State Auditor Suzanne M. Bump has taken over her recently deceased husband’s business that provides addiction relief therapy for workers at private firms and labor union members, a move that raises questions about how she will balance her private financial interests with her duties as an elected state constitutional officer.
Bump declined to be interviewed over the holiday weekend about her new role running an enterprise with a staff of more than 20 while also overseeing her powerful Beacon Hill job auditing state programs, departments, agencies, authorities, contracts, and vendors. Her staff said she would speak to the Globe on Tuesday.
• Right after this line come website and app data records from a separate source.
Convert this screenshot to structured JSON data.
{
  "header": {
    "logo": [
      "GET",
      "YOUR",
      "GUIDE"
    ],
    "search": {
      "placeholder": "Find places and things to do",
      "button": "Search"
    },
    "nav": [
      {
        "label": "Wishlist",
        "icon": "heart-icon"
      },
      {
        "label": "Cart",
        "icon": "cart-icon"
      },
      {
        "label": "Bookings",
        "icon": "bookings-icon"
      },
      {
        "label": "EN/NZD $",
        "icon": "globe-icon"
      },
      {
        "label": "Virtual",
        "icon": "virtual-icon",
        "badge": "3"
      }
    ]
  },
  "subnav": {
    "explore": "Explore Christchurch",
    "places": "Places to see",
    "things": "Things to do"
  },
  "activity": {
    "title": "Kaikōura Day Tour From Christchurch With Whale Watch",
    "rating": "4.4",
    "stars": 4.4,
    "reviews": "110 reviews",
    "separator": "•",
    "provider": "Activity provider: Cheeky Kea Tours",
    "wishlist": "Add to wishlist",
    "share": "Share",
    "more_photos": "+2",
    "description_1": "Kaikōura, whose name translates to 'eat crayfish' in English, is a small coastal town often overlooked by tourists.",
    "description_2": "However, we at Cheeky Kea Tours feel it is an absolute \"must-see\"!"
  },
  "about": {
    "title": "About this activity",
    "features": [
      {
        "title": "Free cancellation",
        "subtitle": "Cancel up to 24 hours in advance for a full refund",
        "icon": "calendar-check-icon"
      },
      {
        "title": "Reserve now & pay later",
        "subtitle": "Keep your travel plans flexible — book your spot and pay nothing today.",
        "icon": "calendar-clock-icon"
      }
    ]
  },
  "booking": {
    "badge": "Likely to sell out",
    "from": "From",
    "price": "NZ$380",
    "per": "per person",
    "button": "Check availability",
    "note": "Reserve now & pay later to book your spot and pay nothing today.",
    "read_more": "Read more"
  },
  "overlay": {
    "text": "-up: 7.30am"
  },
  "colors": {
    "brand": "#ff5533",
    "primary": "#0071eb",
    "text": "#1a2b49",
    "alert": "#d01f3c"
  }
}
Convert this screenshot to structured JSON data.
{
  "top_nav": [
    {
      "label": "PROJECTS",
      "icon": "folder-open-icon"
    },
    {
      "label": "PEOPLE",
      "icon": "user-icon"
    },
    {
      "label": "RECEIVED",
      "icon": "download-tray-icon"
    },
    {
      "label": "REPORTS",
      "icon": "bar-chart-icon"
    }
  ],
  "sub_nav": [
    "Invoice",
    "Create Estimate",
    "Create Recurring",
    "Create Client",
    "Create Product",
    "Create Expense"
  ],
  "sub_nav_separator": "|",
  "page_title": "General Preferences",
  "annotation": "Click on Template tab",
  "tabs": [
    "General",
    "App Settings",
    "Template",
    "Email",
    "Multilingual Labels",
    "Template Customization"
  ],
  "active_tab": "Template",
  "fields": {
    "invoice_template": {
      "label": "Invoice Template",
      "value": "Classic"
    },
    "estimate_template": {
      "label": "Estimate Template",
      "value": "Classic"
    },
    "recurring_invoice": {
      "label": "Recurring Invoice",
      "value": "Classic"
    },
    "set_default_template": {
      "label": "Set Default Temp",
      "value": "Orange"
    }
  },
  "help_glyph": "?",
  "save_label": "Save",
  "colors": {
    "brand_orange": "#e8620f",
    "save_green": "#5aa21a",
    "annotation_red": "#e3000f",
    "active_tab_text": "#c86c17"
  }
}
According to recently filed corporate records, Bump is now president, treasurer, clerk, and director of both Modern Assistance Programs and its sister firm, Map Test, Quincy-based for-profit businesses that provide addiction therapy and other programs for substance abuse and mental health issues for a host of private employers and labor unions. The firms were created by her husband, Paul McDevitt, who died in September.
In late August, McDevitt, in his last days of a long battle with cancer, relinquished control of the firms to Bump, a Democrat who is halfway through her second term as one of the state’s top elected officials.
If she chooses to run the business, Bump would have to consider whether she wanted to also remain in her job as state auditor and whether to seek re-election to a third term in two years.
If she does not run again, the $138,000-a-year position will set off a scramble of candidates in the 2018 election.
But a quick departure would require the Legislature — the House and the Senate meeting in joint session — to fill the vacancy.
Historically, the House, with its 160 members, and not the 40-member Senate, dictates such decisions. The decision, in fact, lies with the leadership. In the post-war era, past speakers such as John Davoren and Robert Quinn or other top leaders were chosen to fill vacated constitutional offices. A House Ways and Means chairman, John Finnegan, was chosen to fill the auditor’s job in 1981.
That could open the exit door for House Speaker Robert DeLeo, who has held his position for nearly eight years — a long tenure for a House leader. But because he has shown no interest in assuming a high-paying elected position in government, it is not certain he would be a candidate.
Bump, a former four-term state representative from Braintree, has not developed a strong public profile. But her audits of state agencies and programs have produced significant results.
Over a year ago, her office found more than a half-billion dollars in what it said were “improper payments and potential savings” at MassHealth, the state’s insurance program for the poor and disabled. It discovered a record $13.7 million in public assistance benefits fraud, a jump of 44 percent over what it claimed at the time was “the previous year’s record of $9.5 million” and the fifth straight year of “record-setting findings.”
Bump, the first woman to hold the job after her election in 2010, also served in former governor Deval Patrick’s cabinet as secretary of labor and workforce development.
McDevitt was often recognized for his work helping those with substance abuse and mental problems in the workplace. Early in his career, according to the description by a recovery group honoring his work last year, he “worked in soup kitchens, visited the imprisoned, and helped guide and sustain food banks, substance abuse recovery homes, inner-city youth projects, and homeless shelters.”
Frank Phillips can be reached at email@example.com.